And indeed, upon seeing the movie in theatres last weekend, it did indeed look incredible. There were several times during the film where I would just utter "wow" to myself because there were so many incredible scenes. Shots like Pi under the water after the ship has sank, and he see's the boat, the lights flickering and dying. Or just being on the raft, a shot of the raft from above, and the water is so still it reflects the morning sky so it looks like they're floating in the sky. So many trippy, yet incredible shots. And it was so interesting to see how packed out the theater was. Though when I thought about it, it wasn't surprising. I live in an area in Ontario where there's a very high population of Indian families, many of them immigrants (or at least the parents are). So needless to say, a movie about a boy raised in India, coming to Canada (and playing at a theater where we show Bollywood films, and the snack stand is offered in English and in another Indian language), it wasn't surprising the film was packed out.
It was also a thinking mans movie. It makes you think about God, and the way we look at religion. And while Pi's point is that it doesn't matter what religion you practice, it's about loving God, and all religions bring you to God (which is something I don't quite agree with), but makes you think about where God fits in in this world. Many people dismiss him altogether. Or many people try to exclude him from things like movies, or from being upfront. And Life of Pi brought it front and center, which was very brave.
The acting by first time actor, Suraj Sharma, was very good. Nothing was incredibly overacted, nor could you tell that this was Sharma's first ever film. He was able to carry the film on his shoulders so well. He was wild and crazy as Pi, but also scared and heartbroken, yet hopeful. A very hard mix, but I found Sharma played it all very well.
And the graphics, of course, were incredible. The cinematography is just gorgeous, and this is one of those movies you really have to see on the big screen to really appreciate what it looks like. And of course, this movie is almost this year's Hugo in a way. An acclaimed director making their first dip into a family movie, and into 3D, both which are acclaimed movies, and the 3D is highly praised. While I wasn't a fan of the 3D in Hugo (I felt it was overdone and made everything look like an animated film almost), the 3D in this film really added to the movie, but didn't overly stand out. And of course, this will be the year's frontrunner for visual effects. My only complaint was that the animals acted a little too human, but, reaching the end of the movie and hearing it's conclusion, that may have been the point.
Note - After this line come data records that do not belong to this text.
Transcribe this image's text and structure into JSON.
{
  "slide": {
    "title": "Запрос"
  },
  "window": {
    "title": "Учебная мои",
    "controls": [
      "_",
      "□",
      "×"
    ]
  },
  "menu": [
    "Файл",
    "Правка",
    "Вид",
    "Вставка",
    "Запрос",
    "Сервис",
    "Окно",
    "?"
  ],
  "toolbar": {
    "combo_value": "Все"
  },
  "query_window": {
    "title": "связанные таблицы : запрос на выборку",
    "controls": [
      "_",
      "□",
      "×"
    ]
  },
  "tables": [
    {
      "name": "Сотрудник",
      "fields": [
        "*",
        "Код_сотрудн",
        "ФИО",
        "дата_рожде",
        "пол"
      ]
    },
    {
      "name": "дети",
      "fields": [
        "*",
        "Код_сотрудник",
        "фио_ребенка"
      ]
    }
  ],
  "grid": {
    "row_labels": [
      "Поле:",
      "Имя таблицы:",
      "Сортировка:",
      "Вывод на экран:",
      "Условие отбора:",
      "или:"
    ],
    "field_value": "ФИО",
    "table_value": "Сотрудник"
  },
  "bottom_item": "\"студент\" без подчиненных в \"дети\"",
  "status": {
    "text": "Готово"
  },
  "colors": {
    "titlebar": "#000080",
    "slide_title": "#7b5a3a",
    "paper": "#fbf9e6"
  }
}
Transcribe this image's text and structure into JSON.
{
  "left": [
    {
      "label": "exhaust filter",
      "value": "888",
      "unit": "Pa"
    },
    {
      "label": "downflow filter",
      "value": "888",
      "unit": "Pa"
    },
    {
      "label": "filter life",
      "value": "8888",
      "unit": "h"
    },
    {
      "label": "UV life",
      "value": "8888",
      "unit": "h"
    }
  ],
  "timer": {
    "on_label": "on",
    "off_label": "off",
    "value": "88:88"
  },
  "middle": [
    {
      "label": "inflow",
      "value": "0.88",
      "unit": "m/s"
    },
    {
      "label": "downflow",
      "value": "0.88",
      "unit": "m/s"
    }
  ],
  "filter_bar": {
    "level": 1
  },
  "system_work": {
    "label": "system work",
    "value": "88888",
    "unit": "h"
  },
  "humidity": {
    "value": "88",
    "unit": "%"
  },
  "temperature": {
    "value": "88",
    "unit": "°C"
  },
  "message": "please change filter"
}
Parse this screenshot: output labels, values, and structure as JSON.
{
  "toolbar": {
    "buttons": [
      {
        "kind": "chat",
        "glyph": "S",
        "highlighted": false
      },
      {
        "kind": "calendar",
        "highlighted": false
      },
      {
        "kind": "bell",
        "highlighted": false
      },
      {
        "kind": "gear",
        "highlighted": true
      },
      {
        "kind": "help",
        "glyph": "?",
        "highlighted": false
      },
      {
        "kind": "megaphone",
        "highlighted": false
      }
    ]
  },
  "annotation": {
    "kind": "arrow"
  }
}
As for Oscar chances, I'd be upset if it wasn't up for Best Picture, though I don't expect it to win. It was a very well made film, and while I don't quite see Ang Lee sneaking in for Director, it wouldn't be a surprise if he did. It's a packed year for main actors, so I don't see Suraj Sharma making it in, but I can hope it'll make it in to adapted screenplay (up against Argo, Silver Linings Playbook, Lincoln, and Les Mis). And of course, cinematography, art direction, visual effects, and I could see it sneaking in for Best Score. Overall, this is definitely the best family-oriented film of the year (it's the only movie this year that's getting awards attention and is only rated PG).
Overall, I was extremely satisfied with this film in a number of ways. It took chances, it did things differently, and it turned out incredibly well despite people claiming that this book is "unfilmable", which I had definitely agreed with at first until I saw the director Lee took with the film.